A book taking me across what was then called Arabia, on horseback - wonderful stuff.   All from the comfort of my armchair.
So today, reading one of my birthday presents from my son -
'Woodsman' by Ben Law, a book in which he tells of making his home in the woodland and building his house there, is again superb reading.  I am enjoying every line.   But do I wish to sleep under a thatch of hazel saplings?  No - I'll stick to letting someone else do that and then telling me about it.

Trying to get in touch

I have quite a lot of information for Sarah about her grand-mother, who lived and worked in Swaledale for one year in the late 1940's - she sent me an e mail.   But sadly I can't seem to send
her the information back as her e mail address won't accept it.   So Sarah, if you are reading this -
please get in touch.

Saturday 1 November 2014

Monthly Coffee Morning.

Today, the first Saturday in the month, is - as usual - our Coffee Morning in the Village Hall, in aid of Church Funds.  I always go
to this unless we are away because, living as we do almost a mile out of the village, I would rarely - if ever - meet the other folk there under any other circumstances.

A, the lady in charge of the food stall, always makes me a Turkey Lasagne (without celery as the farmer hates it) and today she had also made a fish pie with new potatoes, cod loin and tomato slices. Two handy meals now in the freezer for when I am out and the farmer has to feed himself.

Friends M and J run the raffle - I always have a go but never take any tickets as I really do not wish to win any of the prizes (one of the prizes today was a gorgeous box of Violet Creams which I adore and which I would eat rapidly!)

Then it is just a matter of drinking coffee from smart thermos jugs, eating biscuits and chatting to all and sundry - a pleasant morning.
Home for a lunch of chestnut mushroom omelette with a mixed salad followed by lemon yoghourt.   Then a walk down the land with Tess - and that is it for today.

The farmer is digging over the tulip bed by the front gate.   He is digging all the bulbs out, trying to get rid of as many weeds as possible, and then he will put the bulbs back.   They do very well indeed here and we have a wonderful scarlet show every Spring.

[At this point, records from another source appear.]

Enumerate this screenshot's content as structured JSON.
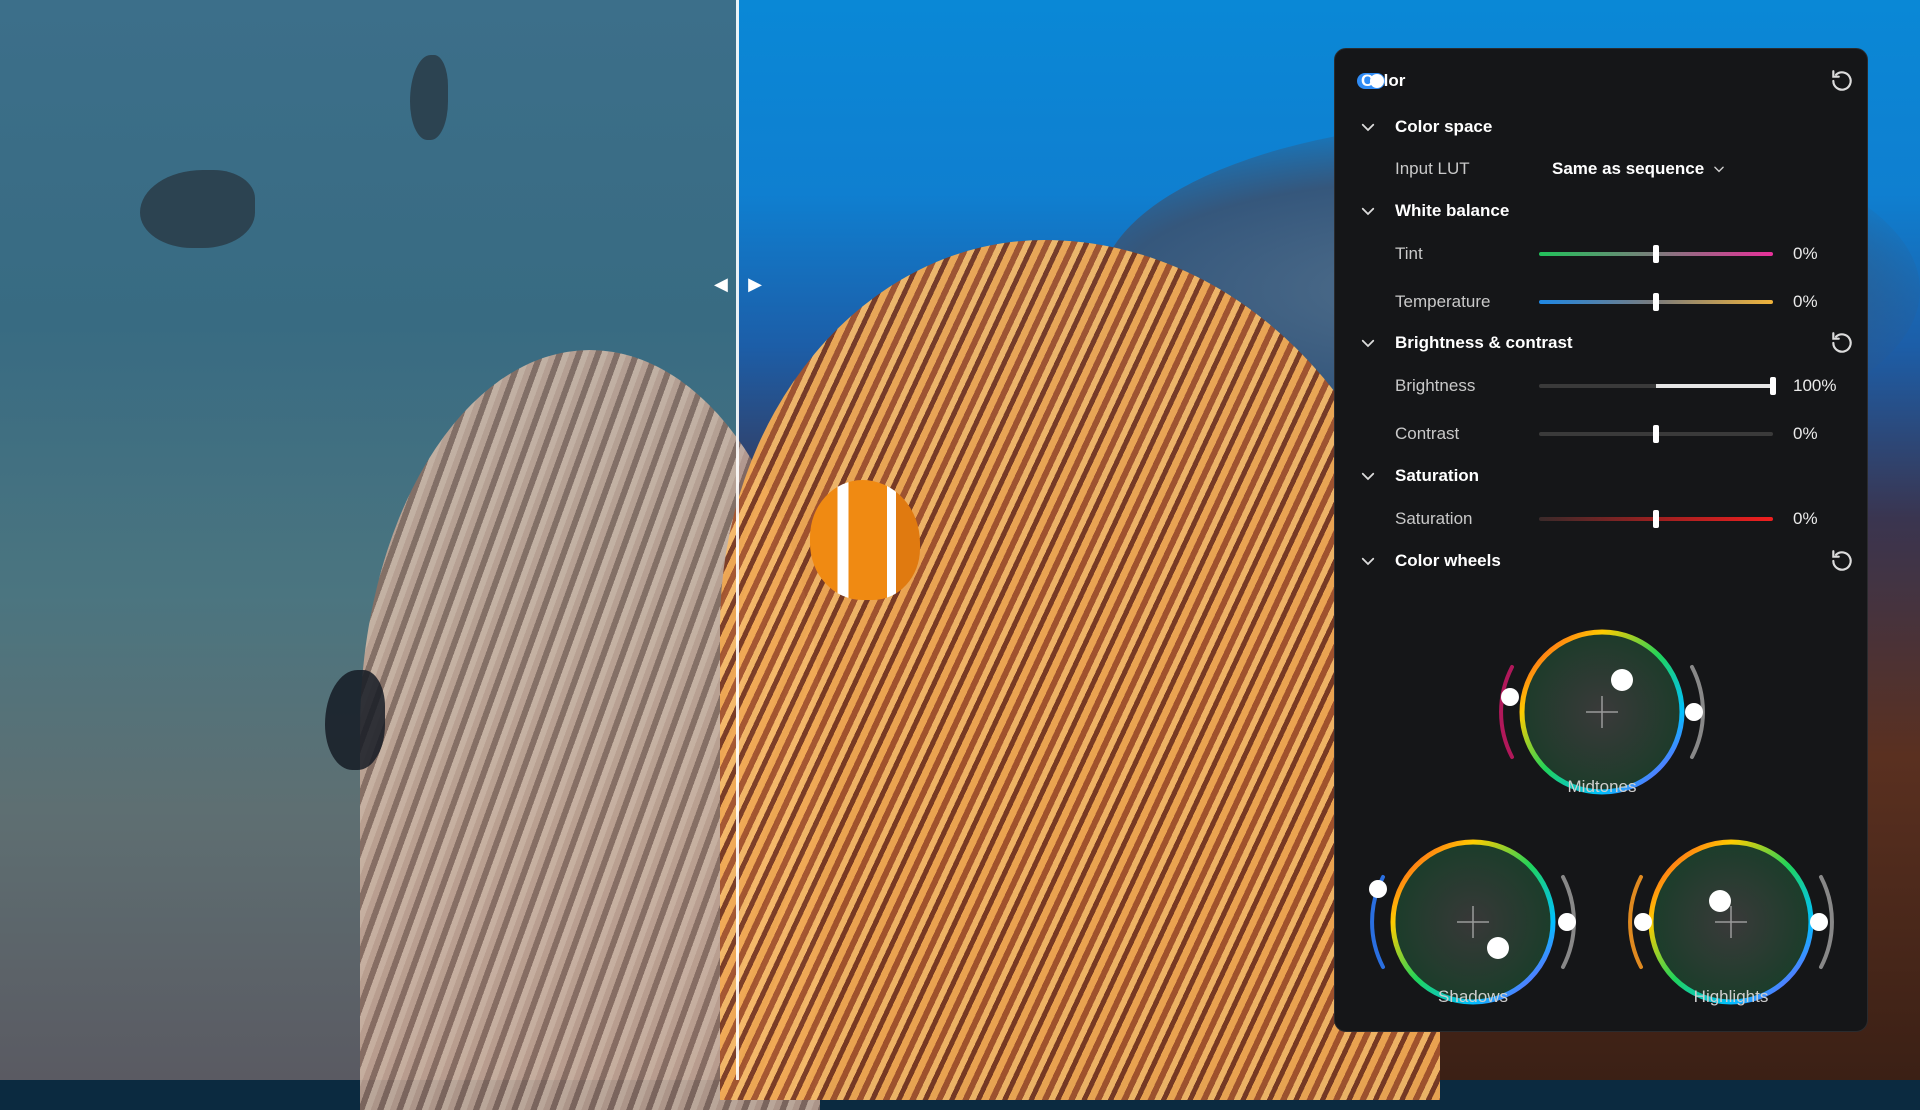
{
  "panel": {
    "title": "Color",
    "enabled": true,
    "sections": {
      "color_space": {
        "title": "Color space",
        "input_lut_label": "Input LUT",
        "input_lut_value": "Same as sequence"
      },
      "white_balance": {
        "title": "White balance",
        "tint_label": "Tint",
        "tint_value": "0%",
        "tint_level": 0.5,
        "temperature_label": "Temperature",
        "temperature_value": "0%",
        "temperature_level": 0.5
      },
      "brightness_contrast": {
        "title": "Brightness & contrast",
        "brightness_label": "Brightness",
        "brightness_value": "100%",
        "brightness_level": 1.0,
        "contrast_label": "Contrast",
        "contrast_value": "0%",
        "contrast_level": 0.5
      },
      "saturation": {
        "title": "Saturation",
        "saturation_label": "Saturation",
        "saturation_value": "0%",
        "saturation_level": 0.5
      },
      "color_wheels": {
        "title": "Color wheels",
        "midtones_label": "Midtones",
        "shadows_label": "Shadows",
        "highlights_label": "Highlights"
      }
    }
  },
  "colors": {
    "accent": "#2f8cf5",
    "panel_bg": "#151618"
  },
  "icons": {
    "reset": "reset-icon",
    "chevron": "chevron-down-icon",
    "compare_handle": "compare-arrows-icon"
  }
}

After all the excitement of yesterday I feel like a quiet evening!